European Parliament calls for the inclusion of ecocide in EU law
The European Parliament yesterday announced its support for the inclusion of “ecocide” in the European Union’s revised environmental crime directive. A specific definition for the “gravest crimes” – severe and either widespread or long-term or irreversible – is included (more information on the decision). This is the first time that ecocide has been included in a legislative text at the European level. It is a major step forward for including ecocide among the other “crimes against peace” at the International Criminal Court.
The Nordic ecumenical councils have engaged in the issue, sending a supporting letter to Members of Parliament representing Sweden, Finland and Denmark to encourage voting in favour of including a crime of ecocide.
“Today, we as churches celebrate together with many others the support of an ecocide law by the European parliament. Those juridical demands echo the prophets cry for a justice within the boundaries of creation. This is a cause we will continue to work for in concrete action and humble prayer“, says Benjamin Ulbricht, Secretary of Theology and Sustainability at the Swedish Council of Churches.
When we understand the gravity of the situation for the living systems on the planet, we must act for more appropriate rules on a global scale. Henrik Grape, senior advisor on Care for Creation, Sustainability and Climate Justice at the World Council of Churches, makes the connection between care for the Earth and justice:

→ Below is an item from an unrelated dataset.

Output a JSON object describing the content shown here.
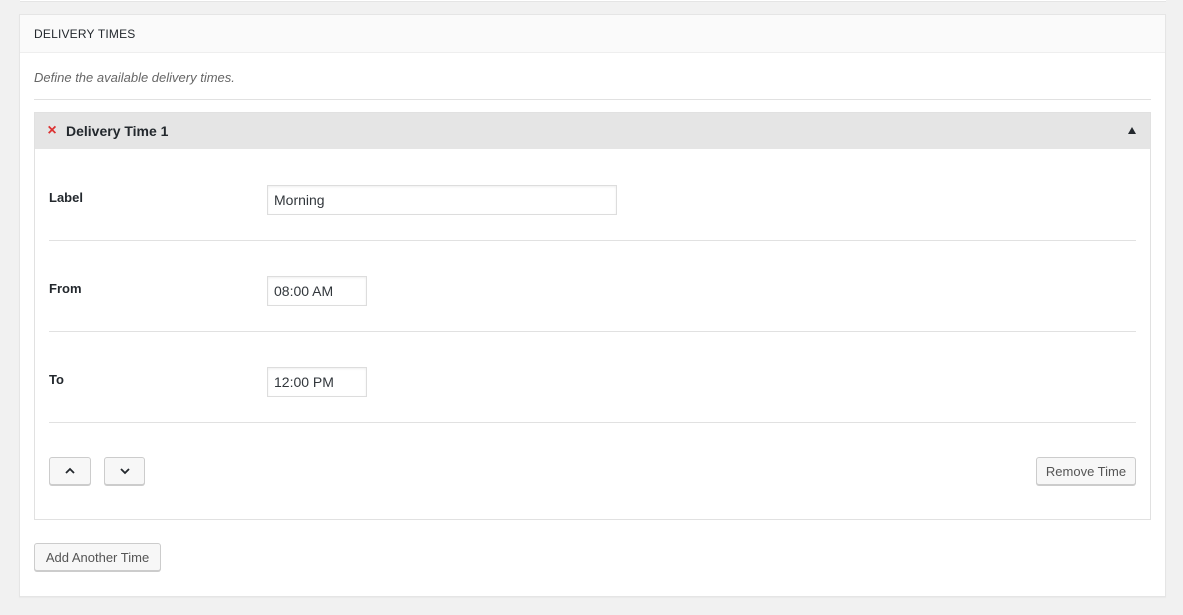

“After meeting with people from the Catholic Church in Brazil and the fight against the mining industry in their country, the devastation mining does to people and nature, I am more convinced than ever that we need ecocide law. As people of faith we cannot assert that the Earth is ours; we are relying on Earth. As humans we have a responsibility to act when we see abuse and wanton acts committed. To protect life on Earth we need to rethink what it is to be human. As a result of this we must have laws that protect our home from activities that threaten the gift of life.“
Faith communities have a significant voice in this matter, as ecocide law is a legal tool to protect fundamental values, placing the wellbeing of people and nature first.
“I hope that the initiative taken by the Nordic ecumenical councils inspires more faith communities to do the same: create awareness and support from their governments, says” Pella Thiel, initiator of Faith for ecocide law. It matters a lot that we encourage our leaders to do what needs to be done to respect the living systems that we are a part of, and the possibility to legislate at international level is just not well known yet.
The final stage for ecocide to be definitively recognised in European law will be agreement from the European Council and the European Commission on the Parliament’s proposed position. Recognition of ecocide at EU level would be globally significant: all EU Member States would be required to transpose the creation of this new crime into domestic legislation and, with EU States making up over 20% of States Parties to the International Criminal Court, it would be a decisive step towards international recognition of the crime of ecocide.
“ Together we strive to end ecocide and heal the Earth. We are the temples, churches, pagodas, mosques, synagogues, cathedrals and sacred sites all around the world. With faith, hope, love and care for our common future! ”
From the Faith for Ecocide law Manifesto